Firstly, the essay explains about the financial problem that is likely to occur in order to supply sufficient amount of vaccines and antivirals to all parties. Next, poor business continuity management plans could possibly lead to the declination of economy. Lastly, the unsteady infectivity of the virus in all places could potentially result in the disorganization of the governmental responsibilities as the virus is lethally dangerous. It is believed that financial problem is the most crucial as without it the government can easily tolerate the other problems. Therefore, it could be concluded that the flu pandemic is fearsome by the effect itself and by the consequences that will impact the economic and societal of a country and the government should have been aware in this much earlier in order to avoid chaotic
Not all tests are relevant to human health. Certain scientific tests can cause human diseases instead of having a good effect. Testing on animals for medical research is not helpful because it can give us wrong answers. Many tests done on animals can provide misleading results. Animals die or suffer every single day in laboratories without any protection from grievous test.
Feminism does show the flaws that masculinity has yet ignored or seen as “boys will be boys” type of idea, but it’ll slightly blind us from the main point of it all, to be human. We were born with the abilities such as emotions, thinking, interacting and expressing. The idea of masculinity suppresses a lot of the ideals of being human and more of turning us into a robot with simple instructions to follow. Knowing what it is to be human can contribute combating masculinity. Although Feminism is a good first step of acknowledging the harm masculinity can bring, it doesn’t in its full

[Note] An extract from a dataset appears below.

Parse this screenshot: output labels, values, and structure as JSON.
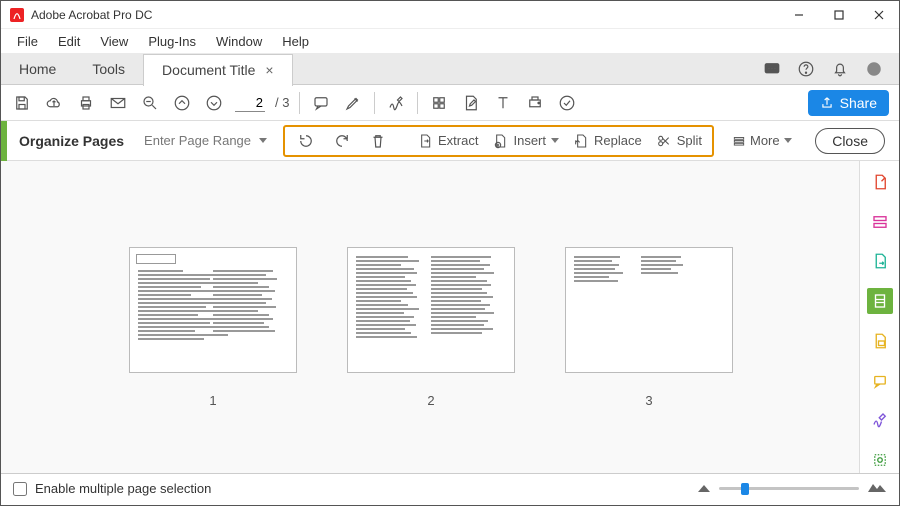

Dystopian Future Ever wondered what a dystopian future under totalitarian rule would look like and what the people in it would do and feel? Welcome to Fahrenheit 451 by Ray Bradbury and 1984 by George Orwell. Winston from 1984 and Montag from Fahrenheit 451 live in terrible dystopian future were commonplace things like reading and even thinking are outlawed, these two characters in there respected book represent rebellion against government. They also must keep their secrets to themselves because of the danger it presents, the point of these characters is to defeat the totalitarian rule and create a new and fair government. The purpose of Winston and Montag is to defeat to afowl governments they have and replace them with new fair governments.
Comparing and Contrasting Utopia to Harrison Bergeron Rosalie Roffler | Language Arts Per. 3 | September 11, 2016 How can two almost opposite societies have so much in common? Kurt Vonnegut Jr.'s short story, Harrison Bergeron, a dystopian society, and Sir Thomas More's book, Utopia, (obviously a utopian society), have many similarities in their ideas about society, although the way they carry out their ideas is very different. Both books have almost the same basic concepts when it comes to beliefs and their ways of life. One of the beliefs that both societies have in common is that everyone should be treated equally.